The learners

Total number of learners:

Age of learners:

Location of learners:

When selected, the learners in the study were aged 11-12 years and in their first year of secondary education (Year 7 in the UK system). This was also their first year of learning French, the most commonly taught foreign language in UK schools. The project aimed to track the cohort of 60 learners for a two-year period, or six school terms; in practice the main study ran from the second term of Year 7 (spring 1994) until the first term of Year 9 (autumn 1995), inclusive. The learners (30 boys, 30 girls) attended School 1 and School 2, two 11-16 publicly funded comprehensive schools in Southern England. School 1 was a large (11 form entry) school in an urban area, with a socially mixed intake; School 2 was a smaller (five form entry) school in a rural area, with a more middle class intake.

At the time the fieldwork began, each school operated a policy of 'mixed ability' teaching of French in Year 7, with some regrouping of learners by perceived ability from Year 8 onwards. In Year 7 therefore, the study began with observation of eight intact mixed ability classes, four in each school, from which the 60 learners were subsequently selected, on the basis of teacher perceptions of individual ability. Learners with formally identified special educational needs were first of all excluded from the selection process. Teachers were then asked to divide the remaining learners in their Year 7 classes into three groupings having ‘high’, ‘mid’ and ‘low’ potential for foreign language learning, and the sample was selected randomly by the research team in order to represent each of these groupings in a balanced way. (The representative nature of the cohort overall was validated by the results of a vocabulary test administered later: see Mitchell & Dickson 1997.) The schools agreed that the learners would take part each term in a data elicitation ‘Round’ (a cluster of oral activities, individual or paired, which generated c20 minutes of recorded speech per child on each occasion).
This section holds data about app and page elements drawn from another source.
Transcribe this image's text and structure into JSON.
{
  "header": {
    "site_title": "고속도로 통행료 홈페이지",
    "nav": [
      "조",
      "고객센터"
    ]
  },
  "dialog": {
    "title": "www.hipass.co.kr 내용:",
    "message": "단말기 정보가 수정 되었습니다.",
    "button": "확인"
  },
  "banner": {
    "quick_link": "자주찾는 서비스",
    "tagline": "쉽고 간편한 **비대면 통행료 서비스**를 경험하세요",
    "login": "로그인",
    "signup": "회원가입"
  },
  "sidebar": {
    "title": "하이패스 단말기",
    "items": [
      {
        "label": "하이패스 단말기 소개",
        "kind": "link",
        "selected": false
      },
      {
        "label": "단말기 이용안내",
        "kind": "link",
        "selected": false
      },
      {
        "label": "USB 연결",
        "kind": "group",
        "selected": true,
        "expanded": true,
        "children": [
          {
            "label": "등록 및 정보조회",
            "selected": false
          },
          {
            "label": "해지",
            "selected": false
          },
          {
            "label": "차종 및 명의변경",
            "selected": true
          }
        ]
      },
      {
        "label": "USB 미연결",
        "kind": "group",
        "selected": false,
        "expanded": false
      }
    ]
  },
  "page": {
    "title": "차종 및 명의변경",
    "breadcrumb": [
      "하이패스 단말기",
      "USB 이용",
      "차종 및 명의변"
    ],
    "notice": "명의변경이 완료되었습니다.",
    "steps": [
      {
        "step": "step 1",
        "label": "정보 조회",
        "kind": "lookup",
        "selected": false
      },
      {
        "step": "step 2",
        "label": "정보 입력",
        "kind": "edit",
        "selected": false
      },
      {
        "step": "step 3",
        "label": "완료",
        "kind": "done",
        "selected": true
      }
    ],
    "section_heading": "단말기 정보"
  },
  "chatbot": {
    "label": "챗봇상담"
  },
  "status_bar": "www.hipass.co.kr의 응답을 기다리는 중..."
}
The learner cohort proved very stable, with only two learners leaving before completion of the research.